_What the exercise asks_.
In your copy, include every line of the records exactly and no picture at all.
== Extracted records
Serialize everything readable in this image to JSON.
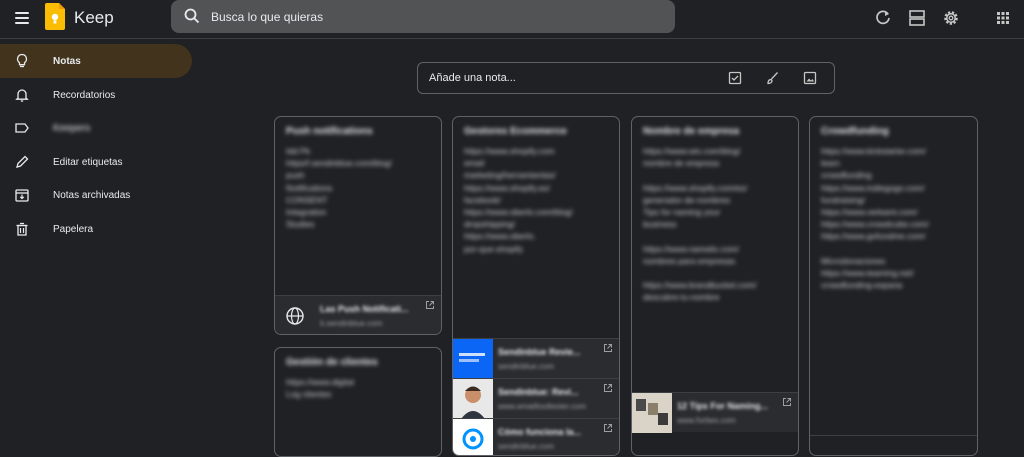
{
  "app": {
    "title": "Keep"
  },
  "search": {
    "placeholder": "Busca lo que quieras"
  },
  "toolbar": {
    "icons": [
      "refresh-icon",
      "list-view-icon",
      "settings-icon",
      "apps-icon"
    ]
  },
  "sidebar": {
    "items": [
      {
        "label": "Notas",
        "icon": "lightbulb-icon",
        "active": true
      },
      {
        "label": "Recordatorios",
        "icon": "bell-icon"
      },
      {
        "label": "Keepers",
        "icon": "label-icon"
      },
      {
        "label": "Editar etiquetas",
        "icon": "pencil-icon"
      },
      {
        "label": "Notas archivadas",
        "icon": "archive-icon"
      },
      {
        "label": "Papelera",
        "icon": "trash-icon"
      }
    ]
  },
  "take_note": {
    "placeholder": "Añade una nota...",
    "icons": [
      "checkbox-icon",
      "brush-icon",
      "image-icon"
    ]
  },
  "notes": [
    {
      "title": "Push notifications",
      "body": "Idd Pk\nhttps/f.sendinblue.com/blog/\npush\nNotifications\nCONSENT\nIntegration\nStudies",
      "links": [
        {
          "title": "Las Push Notificati...",
          "domain": "ti.sendinblue.com"
        }
      ]
    },
    {
      "title": "Gestión de clientes",
      "body": "https://www.digital\nLog clientes",
      "links": []
    },
    {
      "title": "Gestores Ecommerce",
      "body": "https://www.shopify.com\nemail\nmarketing/herramientas/\nhttps://www.shopify.es/\nfacebook/\nhttps://www.oberlo.com/blog/\ndropshipping/\nhttps://www.oberlo.\npor-que-shopify",
      "links": [
        {
          "title": "Sendinblue Revie...",
          "domain": "sendinblue.com"
        },
        {
          "title": "Sendinblue: Revi...",
          "domain": "www.emailtooltester.com"
        },
        {
          "title": "Cómo funciona la...",
          "domain": "sendinblue.com"
        }
      ]
    },
    {
      "title": "Nombre de empresa",
      "body": "https://www.wix.com/blog/\nnombre de empresa\n\nhttps://www.shopify.com/es/\ngenerador-de-nombres\nTips for naming your\nbusiness\n\nhttps://www.namelix.com/\nnombres para empresas\n\nhttps://www.brandbucket.com/\ndescubre-tu-nombre",
      "links": [
        {
          "title": "12 Tips For Naming...",
          "domain": "www.forbes.com"
        }
      ]
    },
    {
      "title": "Crowdfunding",
      "body": "https://www.kickstarter.com/\nlearn\ncrowdfunding\nhttps://www.indiegogo.com/\nfundraising/\nhttps://www.verkami.com/\nhttps://www.crowdcube.com/\nhttps://www.gofundme.com/\n\nMicrodonaciones\nhttps://www.teaming.net/\ncrowdfunding-espana",
      "links": []
    }
  ]
}
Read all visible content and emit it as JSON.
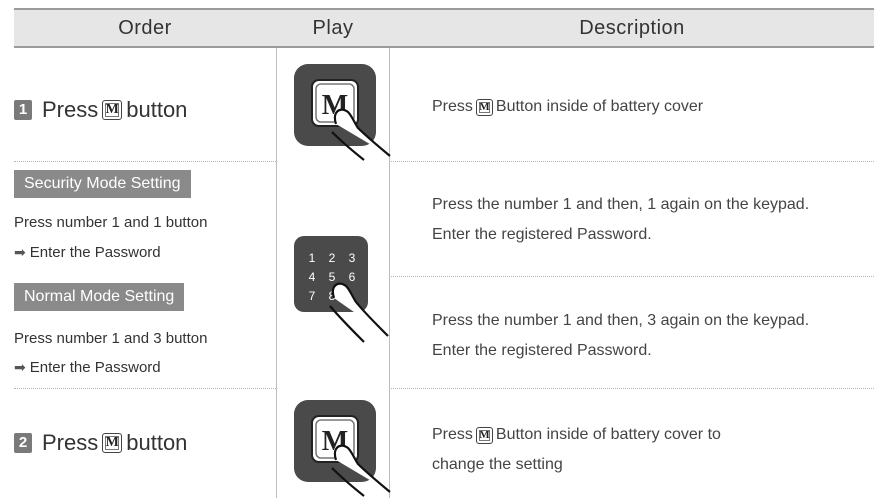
{
  "header": {
    "order": "Order",
    "play": "Play",
    "description": "Description"
  },
  "step1": {
    "number": "1",
    "label_pre": "Press",
    "m_glyph": "M",
    "label_post": "button",
    "desc_pre": "Press",
    "desc_post": "Button inside of battery cover"
  },
  "security": {
    "title": "Security Mode Setting",
    "line1": "Press number 1 and 1 button",
    "line2": "Enter the Password",
    "desc1": "Press the number 1 and then, 1 again on the keypad.",
    "desc2": "Enter the registered Password."
  },
  "normal": {
    "title": "Normal Mode Setting",
    "line1": "Press number 1 and 3 button",
    "line2": "Enter the Password",
    "desc1": "Press the number 1 and then, 3 again on the keypad.",
    "desc2": "Enter the registered Password."
  },
  "keypad": {
    "keys": [
      "1",
      "2",
      "3",
      "4",
      "5",
      "6",
      "7",
      "8"
    ]
  },
  "step2": {
    "number": "2",
    "label_pre": "Press",
    "m_glyph": "M",
    "label_post": "button",
    "desc_pre": "Press",
    "desc_line1_post": "Button inside of battery cover to",
    "desc_line2": "change the setting"
  },
  "icons": {
    "arrow": "right-arrow-icon",
    "hand": "pointing-finger-icon",
    "m_button": "m-button-icon"
  },
  "colors": {
    "header_bg": "#e6e6e6",
    "pill_bg": "#8a8a8a",
    "device_dark": "#4a4a4a"
  }
}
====
_Response to the exercise_.
Serialize everything readable in this image to JSON.
{
  "app": {
    "title": "Keep"
  },
  "search": {
    "placeholder": "Busca lo que quieras"
  },
  "toolbar": {
    "icons": [
      "refresh-icon",
      "list-view-icon",
      "settings-icon",
      "apps-icon"
    ]
  },
  "sidebar": {
    "items": [
      {
        "label": "Notas",
        "icon": "lightbulb-icon",
        "active": true
      },
      {
        "label": "Recordatorios",
        "icon": "bell-icon"
      },
      {
        "label": "Keepers",
        "icon": "label-icon"
      },
      {
        "label": "Editar etiquetas",
        "icon": "pencil-icon"
      },
      {
        "label": "Notas archivadas",
        "icon": "archive-icon"
      },
      {
        "label": "Papelera",
        "icon": "trash-icon"
      }
    ]
  },
  "take_note": {
    "placeholder": "Añade una nota...",
    "icons": [
      "checkbox-icon",
      "brush-icon",
      "image-icon"
    ]
  },
  "notes": [
    {
      "title": "Push notifications",
      "body": "Idd Pk\nhttps/f.sendinblue.com/blog/\npush\nNotifications\nCONSENT\nIntegration\nStudies",
      "links": [
        {
          "title": "Las Push Notificati...",
          "domain": "ti.sendinblue.com"
        }
      ]
    },
    {
      "title": "Gestión de clientes",
      "body": "https://www.digital\nLog clientes",
      "links": []
    },
    {
      "title": "Gestores Ecommerce",
      "body": "https://www.shopify.com\nemail\nmarketing/herramientas/\nhttps://www.shopify.es/\nfacebook/\nhttps://www.oberlo.com/blog/\ndropshipping/\nhttps://www.oberlo.\npor-que-shopify",
      "links": [
        {
          "title": "Sendinblue Revie...",
          "domain": "sendinblue.com"
        },
        {
          "title": "Sendinblue: Revi...",
          "domain": "www.emailtooltester.com"
        },
        {
          "title": "Cómo funciona la...",
          "domain": "sendinblue.com"
        }
      ]
    },
    {
      "title": "Nombre de empresa",
      "body": "https://www.wix.com/blog/\nnombre de empresa\n\nhttps://www.shopify.com/es/\ngenerador-de-nombres\nTips for naming your\nbusiness\n\nhttps://www.namelix.com/\nnombres para empresas\n\nhttps://www.brandbucket.com/\ndescubre-tu-nombre",
      "links": [
        {
          "title": "12 Tips For Naming...",
          "domain": "www.forbes.com"
        }
      ]
    },
    {
      "title": "Crowdfunding",
      "body": "https://www.kickstarter.com/\nlearn\ncrowdfunding\nhttps://www.indiegogo.com/\nfundraising/\nhttps://www.verkami.com/\nhttps://www.crowdcube.com/\nhttps://www.gofundme.com/\n\nMicrodonaciones\nhttps://www.teaming.net/\ncrowdfunding-espana",
      "links": []
    }
  ]
}
Read all visible content and emit it as JSON.
{
  "header": {
    "order": "Order",
    "play": "Play",
    "description": "Description"
  },
  "step1": {
    "number": "1",
    "label_pre": "Press",
    "m_glyph": "M",
    "label_post": "button",
    "desc_pre": "Press",
    "desc_post": "Button inside of battery cover"
  },
  "security": {
    "title": "Security Mode Setting",
    "line1": "Press number 1 and 1 button",
    "line2": "Enter the Password",
    "desc1": "Press the number 1 and then, 1 again on the keypad.",
    "desc2": "Enter the registered Password."
  },
  "normal": {
    "title": "Normal Mode Setting",
    "line1": "Press number 1 and 3 button",
    "line2": "Enter the Password",
    "desc1": "Press the number 1 and then, 3 again on the keypad.",
    "desc2": "Enter the registered Password."
  },
  "keypad": {
    "keys": [
      "1",
      "2",
      "3",
      "4",
      "5",
      "6",
      "7",
      "8"
    ]
  },
  "step2": {
    "number": "2",
    "label_pre": "Press",
    "m_glyph": "M",
    "label_post": "button",
    "desc_pre": "Press",
    "desc_line1_post": "Button inside of battery cover to",
    "desc_line2": "change the setting"
  },
  "icons": {
    "arrow": "right-arrow-icon",
    "hand": "pointing-finger-icon",
    "m_button": "m-button-icon"
  },
  "colors": {
    "header_bg": "#e6e6e6",
    "pill_bg": "#8a8a8a",
    "device_dark": "#4a4a4a"
  }
}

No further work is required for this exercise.